NMB boss calls on govt to ban raw cashew exports

21Jun 2016
Victor Karega
The Guardian
NMB boss calls on govt to ban raw cashew exports

National Microfinance Bank Plc CEO and Managing Director Ineke Bussemaker has called on the government to ban raw cashew exports and instead process it in the country for the development of the sector.

Ineke Bussemaker

The move, she said, will increase economic value, protect farmers from exploitation by middlemen and enhance private investment. She urged the government to put in place a consistent and coherent strategy in the value chain by investing in research for the growth of the sector that supports the livelihood of thousands of Tanzanians.

“I think the government whose development agenda is hinged on an industrialized economy, is missing an investment opportunity in encouraging the export of raw cashew nuts. Instead, it should process cashews in the country. By having its own its own cashew processing plant capabilities in Tanzania, it will be able to create jobs and add value to processed cashew for the benefit of famers and the country”, she advised.

Bussemaker pointed out that Tanzania had great opportunities for economic growth, citing lack of execution as the biggest challenge to making the opportunities a reality. The other bottlenecks to doing business, she said, were the complicated taxation system and the high costs that investors incur in starting businesses.

To mitigate the situation, Bussemaker said the government should provide tax incentives to prospective investors that are keen on putting in multi-million dollar investments in the country. The NMB boss explained that investment in the cashew nut sector is critical because of the growing demand for the world’s favourite nut.

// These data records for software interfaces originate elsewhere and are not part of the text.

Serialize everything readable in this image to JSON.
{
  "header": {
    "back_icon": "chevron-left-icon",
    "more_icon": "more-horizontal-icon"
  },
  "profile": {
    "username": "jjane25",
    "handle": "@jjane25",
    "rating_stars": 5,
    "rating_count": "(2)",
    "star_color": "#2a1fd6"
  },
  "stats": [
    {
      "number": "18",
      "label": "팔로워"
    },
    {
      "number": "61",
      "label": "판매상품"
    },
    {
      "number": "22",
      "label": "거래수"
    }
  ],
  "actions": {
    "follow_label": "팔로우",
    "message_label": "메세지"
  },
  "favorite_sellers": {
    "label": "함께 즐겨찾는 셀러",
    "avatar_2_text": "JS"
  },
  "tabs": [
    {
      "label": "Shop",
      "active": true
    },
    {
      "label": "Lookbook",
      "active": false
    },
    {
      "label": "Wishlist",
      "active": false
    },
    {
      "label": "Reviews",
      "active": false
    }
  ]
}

Tanzania produces between 150,000 and 200,000 metric tonnes of the nut, which is exported in raw form, thus denying the producers the much-needed income.
According to Cashew nut Board of Tanzania (CBT), the farmers received relatively handsome prices for their crop, ranging between 2,400/- and 2,900/-per kilogram in the just-ended season.

“Growers through the warehouse receipt system have received commendable prices this season compared to their counterparts outside the system, who have sold their produce at 2,000/-,” CBT Director General Mfaume Juma said.

The cashew nut, tea and coffee sectors, she said, have the potential to create jobs through value chain addition. However, they have been dogged by capacity constraints and lack of marketing direction.

Bussemaker noted that if the government would implement sound and sustainable agricultural practices, local cashew growers would increase yields and feed the processing plants.

Overall, Tanzania needed to invest heavily on infrastructure development such as roads and railways and also invest in human resources so as to have a skilled workforce, she summed up.